To fill in the details, I am sure you would be able to work out how to use your first assumption to derive Q from P.

The proof is similar to Another logic proof problem I'm stuck on :( but since there was confusion there, I am proving it using the same Fitch-style proof checker to provide another example: Note that the goal is a conditional. So, I assume the antecedent of the conditional, ¬Q→¬P, as the beginning of a subproof. I did this on line 2. The indent is how the Fitch-style keeps track of subproofs showing where they start and end.

In that subproof I must derive the consequent, P→R. If I can do that, then I can discharge the subproof and place the derived answer outside the indented subproof. The derivation occurred on line 10. Using conditional introduction, I discharged the assumption and closed the subproof on line 11.

But not only is the goal a conditional, the consequent of the goal, P→R, is also a conditional. So I have to derive its consequent, R, within the subproof. So I make another assumption, P, on line 3 and start a sub-subproof. I try to derive R, which I do on line 9. Then I discharge the assumption on line 3 and close this sub-subproof on line 10.

See the links below for the proof checker and a text describing the rules.

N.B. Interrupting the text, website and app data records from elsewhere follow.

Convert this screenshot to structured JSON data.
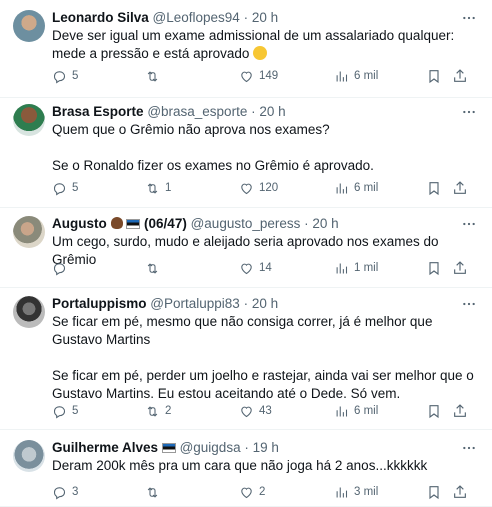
{
  "tweets": [
    {
      "name": "Leonardo Silva",
      "handle": "@Leoflopes94",
      "dot": "·",
      "time": "20 h",
      "text": [
        "Deve ser igual um exame admissional de um assalariado qualquer: mede a pressão e está aprovado"
      ],
      "emoji": "laughing-tears-emoji",
      "replies": "5",
      "retweets": "",
      "likes": "149",
      "views": "6 mil"
    },
    {
      "name": "Brasa Esporte",
      "handle": "@brasa_esporte",
      "dot": "·",
      "time": "20 h",
      "text": [
        "Quem que o Grêmio  não aprova nos exames?",
        "Se o Ronaldo fizer os exames no Grêmio é aprovado."
      ],
      "replies": "5",
      "retweets": "1",
      "likes": "120",
      "views": "6 mil"
    },
    {
      "name": "Augusto",
      "name_suffix": "(06/47)",
      "handle": "@augusto_peress",
      "dot": "·",
      "time": "20 h",
      "text": [
        "Um cego, surdo, mudo e aleijado seria aprovado nos exames do Grêmio"
      ],
      "replies": "",
      "retweets": "",
      "likes": "14",
      "views": "1 mil"
    },
    {
      "name": "Portaluppismo",
      "handle": "@Portaluppi83",
      "dot": "·",
      "time": "20 h",
      "text": [
        "Se ficar em pé, mesmo que não consiga correr, já é melhor que Gustavo Martins",
        "Se ficar em pé, perder um joelho e rastejar, ainda vai ser melhor que o Gustavo Martins. Eu estou aceitando até o Dede. Só vem."
      ],
      "replies": "5",
      "retweets": "2",
      "likes": "43",
      "views": "6 mil"
    },
    {
      "name": "Guilherme Alves",
      "handle": "@guigdsa",
      "dot": "·",
      "time": "19 h",
      "text": [
        "Deram 200k mês pra um cara que não joga há 2 anos...kkkkkk"
      ],
      "replies": "3",
      "retweets": "",
      "likes": "2",
      "views": "3 mil"
    }
  ],
  "colors": {
    "text": "#0f1419",
    "secondary": "#536471",
    "divider": "#eff3f4"
  },
  "icons": [
    "reply-icon",
    "retweet-icon",
    "like-icon",
    "views-icon",
    "bookmark-icon",
    "share-icon",
    "more-icon"
  ]
}
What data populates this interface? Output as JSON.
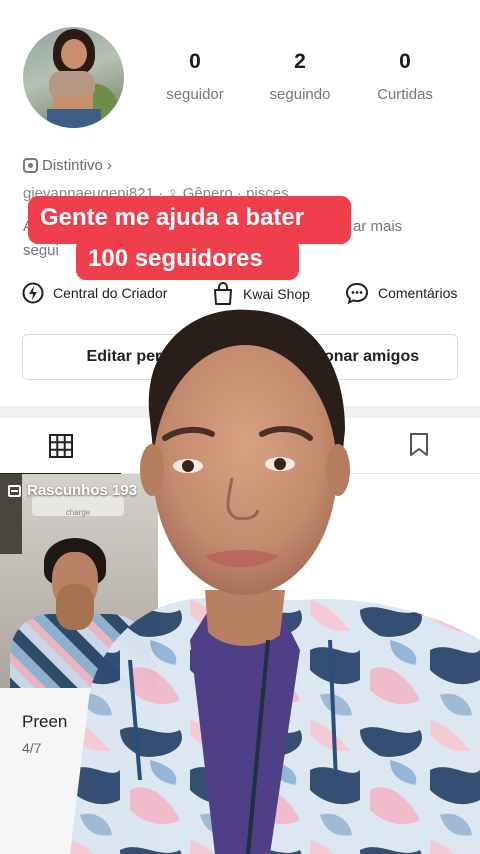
{
  "profile": {
    "stats": [
      {
        "value": "0",
        "label": "seguidor"
      },
      {
        "value": "2",
        "label": "seguindo"
      },
      {
        "value": "0",
        "label": "Curtidas"
      }
    ],
    "badge_label": "Distintivo",
    "badge_chevron": "›",
    "meta_line": "gievannaeugeni821 · ♀ Gênero · pisces",
    "bio_line1_start": "A",
    "bio_line1_end": "ar mais",
    "bio_line2": "segui"
  },
  "caption": {
    "line1": "Gente me ajuda a bater",
    "line2": "100 seguidores"
  },
  "tools": [
    {
      "icon": "lightning-icon",
      "label": "Central do Criador"
    },
    {
      "icon": "shopping-bag-icon",
      "label": "Kwai Shop"
    },
    {
      "icon": "comment-icon",
      "label": "Comentários"
    }
  ],
  "buttons": {
    "edit_profile": "Editar perfil",
    "add_friends": "Adicionar amigos"
  },
  "drafts": {
    "label": "Rascunhos 193",
    "screen_text": "charge",
    "title": "Preen",
    "date": "4/7"
  },
  "colors": {
    "caption_bg": "#ef3e4c",
    "caption_text": "#ffffff",
    "text_primary": "#222222",
    "text_secondary": "#777777"
  }
}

Kevin Klement's JavaScript/PHP Fitch-style natural deduction proof editor and checker http://proofs.openlogicproject.org/

P. D. Magnus, Tim Button with additions by J. Robert Loftis remixed and revised by Aaron Thomas-Bolduc, Richard Zach, forallx Calgary Remix: An Introduction to Formal Logic, Winter 2018.